» What you need to do:
Search the entries for the word "email" and report each line that has it.

» Listed records:

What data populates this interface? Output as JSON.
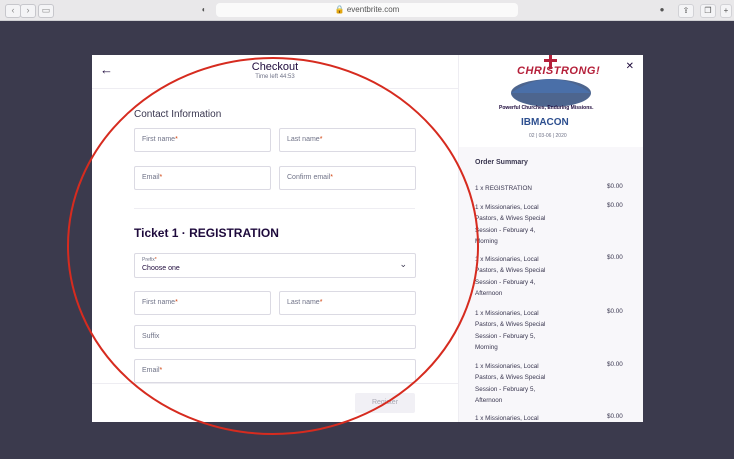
{
  "browser": {
    "url": "eventbrite.com"
  },
  "checkout": {
    "title": "Checkout",
    "timer": "Time left 44:53",
    "contact_section": "Contact Information",
    "fields": {
      "first_name": "First name",
      "last_name": "Last name",
      "email": "Email",
      "confirm_email": "Confirm email"
    },
    "required_mark": "*",
    "ticket_title": "Ticket 1 · REGISTRATION",
    "prefix_label": "Prefix",
    "prefix_value": "Choose one",
    "ticket_fields": {
      "first_name": "First name",
      "last_name": "Last name",
      "suffix": "Suffix",
      "email": "Email"
    },
    "register_button": "Register"
  },
  "event_logo": {
    "main": "CHRISTRONG!",
    "tagline": "Powerful Churches, Enduring Missions.",
    "org": "IBMACON",
    "date": "02 | 03-06 | 2020"
  },
  "order_summary": {
    "title": "Order Summary",
    "items": [
      {
        "label": "1 x REGISTRATION",
        "price": "$0.00"
      },
      {
        "label": "1 x Missionaries, Local Pastors, & Wives Special Session - February 4, Morning",
        "price": "$0.00"
      },
      {
        "label": "1 x Missionaries, Local Pastors, & Wives Special Session - February 4, Afternoon",
        "price": "$0.00"
      },
      {
        "label": "1 x Missionaries, Local Pastors, & Wives Special Session - February 5, Morning",
        "price": "$0.00"
      },
      {
        "label": "1 x Missionaries, Local Pastors, & Wives Special Session - February 5, Afternoon",
        "price": "$0.00"
      },
      {
        "label": "1 x Missionaries, Local",
        "price": "$0.00"
      }
    ]
  },
  "colors": {
    "annotation": "#d62b1f",
    "required": "#d1410c",
    "backdrop": "#3b3a4d"
  },
  "icons": [
    "back-arrow-icon",
    "close-icon",
    "chevron-down-icon",
    "sidebar-icon",
    "reload-icon",
    "share-icon"
  ]
}
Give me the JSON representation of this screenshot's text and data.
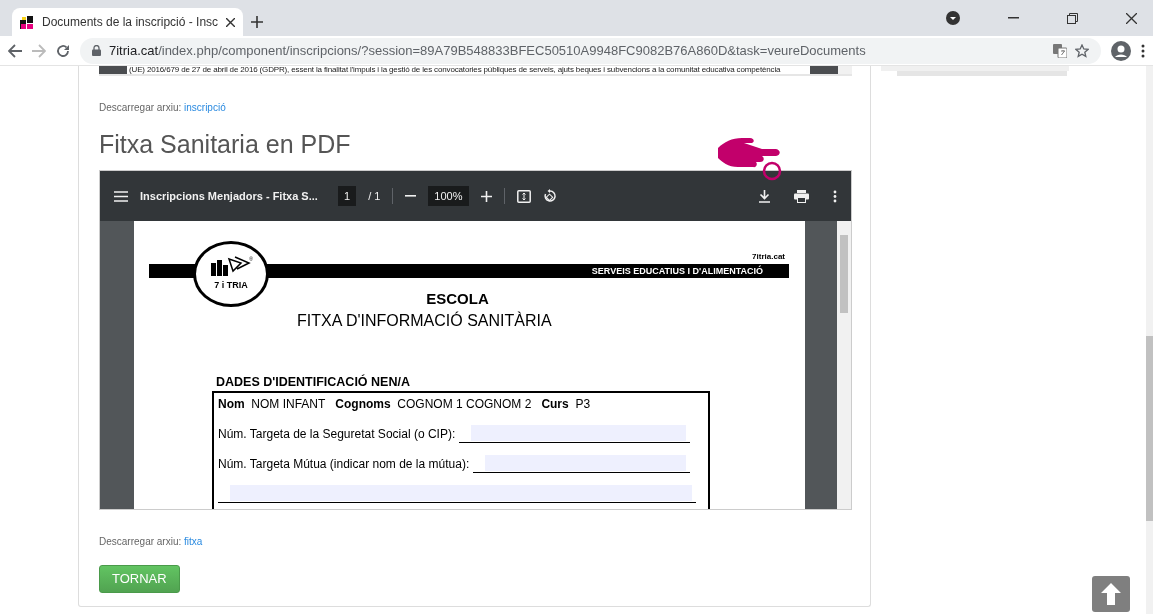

» Written solution:
      "email": "Email",
      "confirm_email": "Confirm email"
      "email": "Email"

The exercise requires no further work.